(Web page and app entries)
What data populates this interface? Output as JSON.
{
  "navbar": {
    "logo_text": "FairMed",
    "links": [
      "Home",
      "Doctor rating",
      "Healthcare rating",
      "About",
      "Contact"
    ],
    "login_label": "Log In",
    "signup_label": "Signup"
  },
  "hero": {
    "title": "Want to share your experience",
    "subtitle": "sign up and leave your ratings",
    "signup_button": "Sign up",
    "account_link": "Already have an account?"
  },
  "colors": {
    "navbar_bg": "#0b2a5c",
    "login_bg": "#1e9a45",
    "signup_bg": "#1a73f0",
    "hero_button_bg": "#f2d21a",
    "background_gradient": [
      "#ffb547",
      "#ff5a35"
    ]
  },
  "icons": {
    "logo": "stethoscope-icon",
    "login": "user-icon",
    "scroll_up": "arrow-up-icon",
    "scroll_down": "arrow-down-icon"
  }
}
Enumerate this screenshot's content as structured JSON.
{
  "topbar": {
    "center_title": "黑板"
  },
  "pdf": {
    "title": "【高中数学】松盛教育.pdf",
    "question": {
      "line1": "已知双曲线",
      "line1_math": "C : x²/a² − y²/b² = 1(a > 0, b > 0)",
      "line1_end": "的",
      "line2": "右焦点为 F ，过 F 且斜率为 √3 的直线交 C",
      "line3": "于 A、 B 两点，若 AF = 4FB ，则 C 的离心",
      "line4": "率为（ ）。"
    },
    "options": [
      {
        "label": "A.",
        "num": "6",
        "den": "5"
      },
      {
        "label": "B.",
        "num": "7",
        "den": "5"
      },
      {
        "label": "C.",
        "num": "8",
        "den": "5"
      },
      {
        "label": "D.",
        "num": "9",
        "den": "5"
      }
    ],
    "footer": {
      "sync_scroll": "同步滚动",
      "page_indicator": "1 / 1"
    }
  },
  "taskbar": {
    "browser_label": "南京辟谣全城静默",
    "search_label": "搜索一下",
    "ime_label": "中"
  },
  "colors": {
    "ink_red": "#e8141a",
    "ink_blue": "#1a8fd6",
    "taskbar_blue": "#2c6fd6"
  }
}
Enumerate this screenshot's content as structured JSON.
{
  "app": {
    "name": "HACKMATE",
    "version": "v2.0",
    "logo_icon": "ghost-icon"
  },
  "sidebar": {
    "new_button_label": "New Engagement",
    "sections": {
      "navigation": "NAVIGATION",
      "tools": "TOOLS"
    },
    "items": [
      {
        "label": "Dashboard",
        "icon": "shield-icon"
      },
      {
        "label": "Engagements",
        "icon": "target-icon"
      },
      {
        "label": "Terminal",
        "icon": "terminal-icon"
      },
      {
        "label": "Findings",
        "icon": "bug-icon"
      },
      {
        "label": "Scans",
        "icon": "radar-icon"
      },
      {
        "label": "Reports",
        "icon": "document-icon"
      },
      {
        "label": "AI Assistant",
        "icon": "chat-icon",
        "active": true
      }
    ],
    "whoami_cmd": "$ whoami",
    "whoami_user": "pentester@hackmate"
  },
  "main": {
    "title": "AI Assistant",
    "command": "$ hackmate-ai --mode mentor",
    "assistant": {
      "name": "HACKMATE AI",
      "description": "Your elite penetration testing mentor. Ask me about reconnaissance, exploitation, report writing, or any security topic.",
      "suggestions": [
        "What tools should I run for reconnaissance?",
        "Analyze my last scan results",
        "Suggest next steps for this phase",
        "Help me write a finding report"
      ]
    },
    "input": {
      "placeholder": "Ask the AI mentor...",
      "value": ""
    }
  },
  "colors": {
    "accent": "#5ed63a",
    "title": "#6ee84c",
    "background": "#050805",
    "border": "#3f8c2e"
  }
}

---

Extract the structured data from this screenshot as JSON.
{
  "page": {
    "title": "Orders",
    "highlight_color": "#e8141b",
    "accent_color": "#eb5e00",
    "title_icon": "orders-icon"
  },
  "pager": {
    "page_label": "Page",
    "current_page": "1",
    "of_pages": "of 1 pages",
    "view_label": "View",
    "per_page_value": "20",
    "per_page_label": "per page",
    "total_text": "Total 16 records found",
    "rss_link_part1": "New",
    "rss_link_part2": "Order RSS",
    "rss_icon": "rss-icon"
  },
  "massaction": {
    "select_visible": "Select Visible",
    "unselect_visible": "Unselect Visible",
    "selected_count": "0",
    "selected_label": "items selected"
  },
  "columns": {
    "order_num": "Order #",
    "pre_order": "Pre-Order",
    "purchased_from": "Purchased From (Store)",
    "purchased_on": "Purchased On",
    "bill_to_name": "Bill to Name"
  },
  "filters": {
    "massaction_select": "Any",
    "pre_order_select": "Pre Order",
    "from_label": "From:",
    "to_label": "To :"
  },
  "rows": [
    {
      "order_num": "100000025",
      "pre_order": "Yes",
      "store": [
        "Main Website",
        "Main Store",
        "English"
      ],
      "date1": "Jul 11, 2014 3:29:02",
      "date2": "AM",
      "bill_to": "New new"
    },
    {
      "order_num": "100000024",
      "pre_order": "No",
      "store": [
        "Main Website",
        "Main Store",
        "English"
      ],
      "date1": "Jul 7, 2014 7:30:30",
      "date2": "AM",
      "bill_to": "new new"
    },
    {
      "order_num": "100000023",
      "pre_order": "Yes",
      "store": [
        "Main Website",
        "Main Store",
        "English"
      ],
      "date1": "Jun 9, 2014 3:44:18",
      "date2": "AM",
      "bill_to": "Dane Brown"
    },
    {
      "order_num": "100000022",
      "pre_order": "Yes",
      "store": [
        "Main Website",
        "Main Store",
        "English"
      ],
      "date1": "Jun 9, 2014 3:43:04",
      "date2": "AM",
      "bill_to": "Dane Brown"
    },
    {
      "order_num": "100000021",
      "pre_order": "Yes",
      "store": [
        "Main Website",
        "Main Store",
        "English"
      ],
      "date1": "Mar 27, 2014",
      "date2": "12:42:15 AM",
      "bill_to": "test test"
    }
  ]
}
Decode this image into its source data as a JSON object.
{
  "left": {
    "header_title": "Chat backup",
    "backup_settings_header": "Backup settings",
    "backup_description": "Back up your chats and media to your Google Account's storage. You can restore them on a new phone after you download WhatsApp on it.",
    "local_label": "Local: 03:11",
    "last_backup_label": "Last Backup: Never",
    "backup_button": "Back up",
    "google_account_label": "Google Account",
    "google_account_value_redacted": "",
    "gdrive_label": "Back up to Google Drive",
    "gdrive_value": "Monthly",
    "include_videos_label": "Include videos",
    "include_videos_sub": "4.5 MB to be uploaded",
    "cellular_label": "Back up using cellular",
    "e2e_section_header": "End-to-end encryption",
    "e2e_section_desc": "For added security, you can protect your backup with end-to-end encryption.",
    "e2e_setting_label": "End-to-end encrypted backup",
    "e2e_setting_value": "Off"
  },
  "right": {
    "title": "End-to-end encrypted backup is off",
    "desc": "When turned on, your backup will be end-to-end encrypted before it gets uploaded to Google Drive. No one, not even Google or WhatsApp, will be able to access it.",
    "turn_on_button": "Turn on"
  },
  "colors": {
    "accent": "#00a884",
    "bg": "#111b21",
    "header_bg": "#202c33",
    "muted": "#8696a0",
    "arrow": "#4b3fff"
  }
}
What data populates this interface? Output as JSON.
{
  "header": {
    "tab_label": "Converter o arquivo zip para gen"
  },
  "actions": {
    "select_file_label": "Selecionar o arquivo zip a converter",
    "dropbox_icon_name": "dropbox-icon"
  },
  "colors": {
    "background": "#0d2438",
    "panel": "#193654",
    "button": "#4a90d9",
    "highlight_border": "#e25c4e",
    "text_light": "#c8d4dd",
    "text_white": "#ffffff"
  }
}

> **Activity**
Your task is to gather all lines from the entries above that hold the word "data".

> **Problem solution**
What data populates this interface? Output as JSON.
Extract the structured data from this screenshot as JSON.
Decode this image into its source data as a JSON object.
What data populates this interface? Output as JSON.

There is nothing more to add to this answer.